National Geographic’s 2004 documentary following American families and their journey to China to adopt an abandoned baby girl is sure to tug at your heartstrings. Many of us are aware of the Chinese policy limiting families to just one child. Implemented in 1979, the Family Planning Policy called for all couples to have just one child. The only exceptions were for ethnic minorities and for rural couples whose first child is a girl. Over the decades, China has seen the effects of such a measure, some of which include forced abortions, abandoned babies, and an impending demographic disaster.
Watch the emotional film here or below.
China is now a rapidly aging nation with an increasingly smaller work force to support it. In the documentary, Lisa Ling spends time examining some of these consequences. She points out that in many Chinese schools, the vast majority of children are boys. One problem foreseen in the film was the likely competition between these boys in finding wives. There are currently 118 boys for every 100 Chinese girls. Ling also spoke with women who had aborted babies and those who paid the extremely high social compensation fee in order to keep their second child.

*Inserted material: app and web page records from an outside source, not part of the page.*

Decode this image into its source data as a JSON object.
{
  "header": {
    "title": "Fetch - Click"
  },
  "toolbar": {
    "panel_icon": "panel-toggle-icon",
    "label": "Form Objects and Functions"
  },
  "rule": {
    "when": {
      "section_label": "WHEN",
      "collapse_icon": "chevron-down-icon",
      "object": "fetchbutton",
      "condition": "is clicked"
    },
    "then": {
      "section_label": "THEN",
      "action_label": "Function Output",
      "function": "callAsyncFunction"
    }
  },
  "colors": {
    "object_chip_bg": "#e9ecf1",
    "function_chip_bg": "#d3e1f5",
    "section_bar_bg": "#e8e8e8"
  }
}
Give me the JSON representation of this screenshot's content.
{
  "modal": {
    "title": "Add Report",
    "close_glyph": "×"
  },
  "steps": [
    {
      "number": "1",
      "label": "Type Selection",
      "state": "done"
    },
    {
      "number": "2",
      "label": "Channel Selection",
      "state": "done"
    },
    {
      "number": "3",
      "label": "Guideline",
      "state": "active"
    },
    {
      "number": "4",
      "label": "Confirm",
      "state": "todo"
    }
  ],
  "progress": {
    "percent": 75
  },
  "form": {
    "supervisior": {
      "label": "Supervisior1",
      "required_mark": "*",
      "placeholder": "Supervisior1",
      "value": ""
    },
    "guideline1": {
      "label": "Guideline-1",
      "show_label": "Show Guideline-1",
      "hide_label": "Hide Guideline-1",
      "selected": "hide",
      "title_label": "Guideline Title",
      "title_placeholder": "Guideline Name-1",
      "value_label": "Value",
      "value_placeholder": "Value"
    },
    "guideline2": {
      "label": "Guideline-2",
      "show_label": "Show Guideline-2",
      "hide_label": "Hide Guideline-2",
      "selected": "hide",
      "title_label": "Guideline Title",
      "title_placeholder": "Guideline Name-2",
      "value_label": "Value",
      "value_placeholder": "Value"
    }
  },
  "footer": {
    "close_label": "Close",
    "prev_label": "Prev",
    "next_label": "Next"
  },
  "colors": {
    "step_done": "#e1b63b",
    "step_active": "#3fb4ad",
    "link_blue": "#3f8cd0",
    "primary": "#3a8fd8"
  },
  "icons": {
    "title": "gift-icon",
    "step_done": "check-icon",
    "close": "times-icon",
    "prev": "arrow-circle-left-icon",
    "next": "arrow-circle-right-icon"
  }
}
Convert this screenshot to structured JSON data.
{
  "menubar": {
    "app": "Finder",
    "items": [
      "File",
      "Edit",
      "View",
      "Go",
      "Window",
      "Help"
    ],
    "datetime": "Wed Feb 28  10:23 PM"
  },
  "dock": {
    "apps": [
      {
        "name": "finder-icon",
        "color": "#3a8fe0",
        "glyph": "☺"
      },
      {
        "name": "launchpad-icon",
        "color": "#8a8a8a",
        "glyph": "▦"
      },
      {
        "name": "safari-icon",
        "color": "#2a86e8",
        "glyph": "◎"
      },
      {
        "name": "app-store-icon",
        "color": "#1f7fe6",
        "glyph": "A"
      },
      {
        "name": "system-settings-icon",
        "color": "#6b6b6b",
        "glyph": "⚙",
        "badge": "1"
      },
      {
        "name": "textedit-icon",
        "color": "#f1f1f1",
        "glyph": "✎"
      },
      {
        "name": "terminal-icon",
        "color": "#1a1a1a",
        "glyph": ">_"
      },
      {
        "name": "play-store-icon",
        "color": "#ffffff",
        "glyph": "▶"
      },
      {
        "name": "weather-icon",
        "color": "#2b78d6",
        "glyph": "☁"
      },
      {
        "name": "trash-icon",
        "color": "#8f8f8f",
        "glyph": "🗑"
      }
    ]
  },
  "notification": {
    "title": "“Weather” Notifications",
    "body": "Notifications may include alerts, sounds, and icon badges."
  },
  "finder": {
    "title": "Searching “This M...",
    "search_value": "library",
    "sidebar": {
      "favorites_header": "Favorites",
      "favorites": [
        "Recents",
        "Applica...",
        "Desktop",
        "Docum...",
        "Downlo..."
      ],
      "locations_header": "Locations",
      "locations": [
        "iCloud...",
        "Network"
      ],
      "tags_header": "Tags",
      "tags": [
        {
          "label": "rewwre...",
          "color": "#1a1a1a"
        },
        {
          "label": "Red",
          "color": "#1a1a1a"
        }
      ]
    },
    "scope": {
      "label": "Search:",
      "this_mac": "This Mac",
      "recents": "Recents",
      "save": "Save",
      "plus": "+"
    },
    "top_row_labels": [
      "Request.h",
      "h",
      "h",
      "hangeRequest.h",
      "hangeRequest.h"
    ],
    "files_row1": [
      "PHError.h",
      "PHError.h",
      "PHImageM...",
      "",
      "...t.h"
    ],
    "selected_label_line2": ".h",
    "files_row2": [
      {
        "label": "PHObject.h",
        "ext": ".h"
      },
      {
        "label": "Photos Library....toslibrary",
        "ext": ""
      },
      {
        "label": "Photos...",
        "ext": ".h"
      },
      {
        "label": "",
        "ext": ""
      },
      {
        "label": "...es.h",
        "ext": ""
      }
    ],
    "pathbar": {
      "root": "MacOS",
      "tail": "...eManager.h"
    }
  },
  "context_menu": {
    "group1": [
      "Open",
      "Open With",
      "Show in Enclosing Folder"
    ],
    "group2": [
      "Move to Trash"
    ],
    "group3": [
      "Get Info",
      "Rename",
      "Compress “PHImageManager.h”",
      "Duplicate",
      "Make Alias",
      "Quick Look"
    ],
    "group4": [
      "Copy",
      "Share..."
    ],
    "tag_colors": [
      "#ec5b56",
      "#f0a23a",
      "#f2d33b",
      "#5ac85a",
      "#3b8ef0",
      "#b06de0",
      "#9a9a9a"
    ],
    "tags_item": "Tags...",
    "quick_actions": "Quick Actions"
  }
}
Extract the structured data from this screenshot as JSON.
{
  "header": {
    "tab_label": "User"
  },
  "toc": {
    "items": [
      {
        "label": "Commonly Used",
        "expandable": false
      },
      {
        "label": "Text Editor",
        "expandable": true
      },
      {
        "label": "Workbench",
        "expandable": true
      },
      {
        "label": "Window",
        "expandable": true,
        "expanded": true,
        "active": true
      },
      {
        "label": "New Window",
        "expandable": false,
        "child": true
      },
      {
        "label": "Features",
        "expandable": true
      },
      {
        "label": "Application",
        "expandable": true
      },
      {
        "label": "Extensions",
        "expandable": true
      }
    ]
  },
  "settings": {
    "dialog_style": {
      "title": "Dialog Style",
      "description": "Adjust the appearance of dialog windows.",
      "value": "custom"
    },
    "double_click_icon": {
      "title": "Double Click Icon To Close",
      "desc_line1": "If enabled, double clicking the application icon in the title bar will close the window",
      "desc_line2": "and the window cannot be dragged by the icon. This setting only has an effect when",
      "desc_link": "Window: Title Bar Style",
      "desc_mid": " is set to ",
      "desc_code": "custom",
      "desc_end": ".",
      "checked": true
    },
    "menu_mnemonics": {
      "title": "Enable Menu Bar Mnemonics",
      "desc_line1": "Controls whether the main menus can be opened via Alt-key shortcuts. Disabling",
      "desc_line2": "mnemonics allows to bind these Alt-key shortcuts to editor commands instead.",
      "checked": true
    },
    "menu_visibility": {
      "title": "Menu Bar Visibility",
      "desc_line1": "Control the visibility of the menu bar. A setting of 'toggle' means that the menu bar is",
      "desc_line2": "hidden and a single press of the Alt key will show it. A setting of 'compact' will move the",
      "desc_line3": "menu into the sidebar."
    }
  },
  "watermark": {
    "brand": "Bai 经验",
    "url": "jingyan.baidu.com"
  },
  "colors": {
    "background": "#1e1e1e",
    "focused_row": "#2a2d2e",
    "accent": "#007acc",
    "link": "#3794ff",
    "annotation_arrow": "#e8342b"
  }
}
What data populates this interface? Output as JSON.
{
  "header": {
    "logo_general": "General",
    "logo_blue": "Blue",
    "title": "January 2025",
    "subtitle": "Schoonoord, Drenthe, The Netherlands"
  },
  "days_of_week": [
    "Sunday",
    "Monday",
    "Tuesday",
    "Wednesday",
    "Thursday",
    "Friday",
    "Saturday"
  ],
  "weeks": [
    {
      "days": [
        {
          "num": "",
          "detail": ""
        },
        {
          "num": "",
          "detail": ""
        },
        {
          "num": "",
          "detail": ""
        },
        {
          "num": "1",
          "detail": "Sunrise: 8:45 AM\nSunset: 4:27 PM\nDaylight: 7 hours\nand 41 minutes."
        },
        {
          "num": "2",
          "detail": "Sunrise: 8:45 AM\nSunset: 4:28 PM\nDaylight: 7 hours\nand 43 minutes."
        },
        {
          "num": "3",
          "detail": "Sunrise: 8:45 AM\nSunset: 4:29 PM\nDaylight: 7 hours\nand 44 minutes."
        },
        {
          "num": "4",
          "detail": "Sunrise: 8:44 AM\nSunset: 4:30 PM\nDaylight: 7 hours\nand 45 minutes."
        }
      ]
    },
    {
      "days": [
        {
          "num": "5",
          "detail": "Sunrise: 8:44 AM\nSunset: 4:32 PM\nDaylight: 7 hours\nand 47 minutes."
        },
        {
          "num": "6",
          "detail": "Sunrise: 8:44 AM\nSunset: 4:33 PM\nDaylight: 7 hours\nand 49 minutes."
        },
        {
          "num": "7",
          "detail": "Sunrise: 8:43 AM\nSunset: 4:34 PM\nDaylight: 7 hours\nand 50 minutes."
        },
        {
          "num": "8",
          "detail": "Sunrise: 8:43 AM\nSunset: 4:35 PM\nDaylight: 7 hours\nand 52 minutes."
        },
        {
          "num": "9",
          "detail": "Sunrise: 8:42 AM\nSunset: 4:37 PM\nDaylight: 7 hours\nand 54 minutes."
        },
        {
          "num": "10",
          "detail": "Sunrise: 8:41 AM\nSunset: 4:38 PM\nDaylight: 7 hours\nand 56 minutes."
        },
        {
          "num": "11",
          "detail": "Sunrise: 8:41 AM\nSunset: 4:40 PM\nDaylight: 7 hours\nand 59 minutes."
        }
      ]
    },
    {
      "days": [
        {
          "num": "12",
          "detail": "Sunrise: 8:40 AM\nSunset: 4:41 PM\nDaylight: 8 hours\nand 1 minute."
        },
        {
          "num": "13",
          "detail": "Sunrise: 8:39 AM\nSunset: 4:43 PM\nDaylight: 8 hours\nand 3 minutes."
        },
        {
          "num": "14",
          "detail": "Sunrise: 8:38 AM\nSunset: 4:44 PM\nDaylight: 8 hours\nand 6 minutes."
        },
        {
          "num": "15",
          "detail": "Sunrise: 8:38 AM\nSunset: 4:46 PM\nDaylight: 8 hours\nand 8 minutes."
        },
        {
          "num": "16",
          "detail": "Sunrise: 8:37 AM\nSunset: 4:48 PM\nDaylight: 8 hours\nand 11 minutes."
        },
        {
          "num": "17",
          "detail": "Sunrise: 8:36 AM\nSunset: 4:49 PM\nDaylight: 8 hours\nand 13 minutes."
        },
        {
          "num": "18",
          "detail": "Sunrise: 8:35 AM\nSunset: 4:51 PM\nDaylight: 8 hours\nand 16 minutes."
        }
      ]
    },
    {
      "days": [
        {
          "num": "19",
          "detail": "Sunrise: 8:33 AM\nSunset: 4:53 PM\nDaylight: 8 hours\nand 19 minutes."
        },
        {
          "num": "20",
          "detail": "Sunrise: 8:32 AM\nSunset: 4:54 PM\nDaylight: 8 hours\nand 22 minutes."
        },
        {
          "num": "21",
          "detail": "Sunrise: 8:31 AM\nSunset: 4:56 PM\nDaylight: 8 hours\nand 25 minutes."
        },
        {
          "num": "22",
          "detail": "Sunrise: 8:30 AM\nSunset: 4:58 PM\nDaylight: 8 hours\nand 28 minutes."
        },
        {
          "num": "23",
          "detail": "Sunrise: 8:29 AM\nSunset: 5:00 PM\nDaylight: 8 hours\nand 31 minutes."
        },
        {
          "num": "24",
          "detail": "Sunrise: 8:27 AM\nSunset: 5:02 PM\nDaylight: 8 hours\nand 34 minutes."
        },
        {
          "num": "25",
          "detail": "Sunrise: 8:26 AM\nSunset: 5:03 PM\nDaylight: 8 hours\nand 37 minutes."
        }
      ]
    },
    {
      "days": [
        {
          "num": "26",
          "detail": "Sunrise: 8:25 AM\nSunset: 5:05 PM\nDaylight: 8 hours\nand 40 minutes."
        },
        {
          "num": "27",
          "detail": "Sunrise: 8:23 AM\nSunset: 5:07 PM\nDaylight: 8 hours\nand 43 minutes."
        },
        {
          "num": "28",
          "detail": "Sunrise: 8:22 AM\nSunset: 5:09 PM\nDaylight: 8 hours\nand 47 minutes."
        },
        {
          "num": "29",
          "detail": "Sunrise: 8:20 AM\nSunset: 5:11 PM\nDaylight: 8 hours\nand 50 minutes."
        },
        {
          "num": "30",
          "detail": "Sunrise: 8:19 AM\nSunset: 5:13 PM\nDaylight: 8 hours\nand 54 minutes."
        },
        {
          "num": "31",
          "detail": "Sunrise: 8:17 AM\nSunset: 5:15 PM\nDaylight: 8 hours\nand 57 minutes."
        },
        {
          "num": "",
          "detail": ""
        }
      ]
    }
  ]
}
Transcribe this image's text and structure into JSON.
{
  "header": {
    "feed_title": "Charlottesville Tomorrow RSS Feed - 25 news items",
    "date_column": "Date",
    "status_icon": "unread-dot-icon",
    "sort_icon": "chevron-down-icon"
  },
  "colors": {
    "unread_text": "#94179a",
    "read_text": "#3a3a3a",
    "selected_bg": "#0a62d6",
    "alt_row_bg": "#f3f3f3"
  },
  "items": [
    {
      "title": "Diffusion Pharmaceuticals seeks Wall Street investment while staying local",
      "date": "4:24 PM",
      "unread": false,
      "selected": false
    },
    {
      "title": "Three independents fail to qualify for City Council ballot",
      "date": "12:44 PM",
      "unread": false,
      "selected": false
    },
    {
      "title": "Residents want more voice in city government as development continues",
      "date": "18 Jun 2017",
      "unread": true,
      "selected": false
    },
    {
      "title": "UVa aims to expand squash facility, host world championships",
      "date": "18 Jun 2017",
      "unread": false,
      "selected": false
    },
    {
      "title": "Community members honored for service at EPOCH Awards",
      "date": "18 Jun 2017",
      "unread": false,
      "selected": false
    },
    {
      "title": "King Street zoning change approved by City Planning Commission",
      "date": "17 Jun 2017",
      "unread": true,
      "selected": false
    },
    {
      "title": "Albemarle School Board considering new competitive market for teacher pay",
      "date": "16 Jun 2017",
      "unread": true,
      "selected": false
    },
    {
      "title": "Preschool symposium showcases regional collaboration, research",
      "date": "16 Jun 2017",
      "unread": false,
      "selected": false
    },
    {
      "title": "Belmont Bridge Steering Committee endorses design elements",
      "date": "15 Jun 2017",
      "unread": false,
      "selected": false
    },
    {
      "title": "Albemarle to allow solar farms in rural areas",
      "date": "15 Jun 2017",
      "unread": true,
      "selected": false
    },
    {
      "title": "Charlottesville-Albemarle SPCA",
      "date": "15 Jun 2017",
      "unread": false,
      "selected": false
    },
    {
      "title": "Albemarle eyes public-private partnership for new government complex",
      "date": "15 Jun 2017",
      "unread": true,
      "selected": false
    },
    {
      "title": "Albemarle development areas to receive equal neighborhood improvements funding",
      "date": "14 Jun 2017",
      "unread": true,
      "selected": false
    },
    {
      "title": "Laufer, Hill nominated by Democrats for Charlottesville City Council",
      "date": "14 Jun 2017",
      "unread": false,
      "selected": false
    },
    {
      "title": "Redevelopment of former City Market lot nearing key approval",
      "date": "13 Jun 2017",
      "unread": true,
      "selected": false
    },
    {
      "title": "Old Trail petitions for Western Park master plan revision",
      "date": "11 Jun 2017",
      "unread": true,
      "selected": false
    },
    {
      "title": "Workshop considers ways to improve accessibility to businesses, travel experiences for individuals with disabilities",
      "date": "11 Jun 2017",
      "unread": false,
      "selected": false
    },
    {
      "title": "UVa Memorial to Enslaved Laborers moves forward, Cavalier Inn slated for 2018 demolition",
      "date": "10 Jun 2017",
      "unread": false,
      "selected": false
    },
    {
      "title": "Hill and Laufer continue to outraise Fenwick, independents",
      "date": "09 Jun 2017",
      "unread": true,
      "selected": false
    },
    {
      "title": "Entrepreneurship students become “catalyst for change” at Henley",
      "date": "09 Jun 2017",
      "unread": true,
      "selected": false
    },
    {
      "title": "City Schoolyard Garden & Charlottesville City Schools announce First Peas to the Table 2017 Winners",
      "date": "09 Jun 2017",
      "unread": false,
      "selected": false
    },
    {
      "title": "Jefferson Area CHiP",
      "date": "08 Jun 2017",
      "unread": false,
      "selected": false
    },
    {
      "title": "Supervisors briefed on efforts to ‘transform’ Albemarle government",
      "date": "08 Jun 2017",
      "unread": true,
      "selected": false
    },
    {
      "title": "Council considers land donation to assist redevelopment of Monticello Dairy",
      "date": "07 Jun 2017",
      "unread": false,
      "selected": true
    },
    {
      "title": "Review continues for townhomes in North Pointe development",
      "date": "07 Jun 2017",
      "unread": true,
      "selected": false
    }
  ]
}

But in November 2013, China took a major step to relax this brutal policy, allowing for couples to have two children if one of them is an only child themselves. Maybe soon there will be a Chinese generation who will again know the joy of siblings.
Charade | Stanley Donen | 1963
The 10 Best Disney Sidekicks of All Time (Moviefone)
Paul Walker’s 5 Best Performances (Indiewire)
The 25 Best Breakthrough Performances of 2013 (Indiewire)
'American Hustle' wins first awards (The Dissolve)
Ben Affleck talks Batman (Screen Rant)
Who is Oscar Issac? 11 Movies Featuring the ‘Inside Llewyn Davis’ Star (Moviefone)
TIME’s Top 10 Movies of 2013 (TIME)
A Best Films of 2013 video countdown as good as the films it highlights (Indiewire)
50 Best Christmas Movies
1. Kicking It
2. The Third Wave
3. American Teacher
4. Sister Helen
5. On Coal River
6. Crystal River
7. Dog Bless You
8. The Brass Ring
9. India’s Hidden Plague
by Briana Knox
Know what today is? It’s the day after Cyber Monday, five days after Thanksgiving, and the day before hump day. But it’s also… [insert Final Jeopardy theme] #GivingTuesday. Also known as #GT, Giving Tuesday is a movement to kick of the season of giving with a day focused on sacrifice, volunteerism, and giving. Today marks the second annual #GivingTuesday. And the best part about it is: anyone can get involved.
Want to learn more about #GivingTuesday? Click here.
Get in the mood with some films that focus on activism and giving back on our Filmanthropy Channel. Who knows? They might help spark the giving spirit in you.
Paul Walker was an actor before he probably understood what acting meant. He began his career in a Pampers commercial at age two, and continued pursuing acting in his teenage years before landing his first feature role at 13. Despite a lifelong commitment to acting and a love of cars that was mirrored in his Fast and Furious roles, Walker maintained a dedication to another, lesser-known passion: marine biology.
Walker majored in marine biology in college, and although he dropped out in order to continue his acting endeavors, he remained committed to the study and preservation of the ocean and its creatures. He served on the Board of Directors for The Billfish Foundation, an organization dedicated to the conservation of the group of aquatic creatures.
In 2009, Walker was able to combine his passion for film/TV with his passion for marine biology when he joined National Geographic on an expedition that would ultimately be featured in the documentary series Shark Men. Walker and a crew spent 11 days off the coast of Mexico, capturing footage of great white sharks and other animals of the ocean.
While any other celebrity might have been on the voyage solely to provide star power, Walker blends in as part of the crew, describing his passion for marine biology and furthering the conversation about sharks and other creatures.
- Will Hagle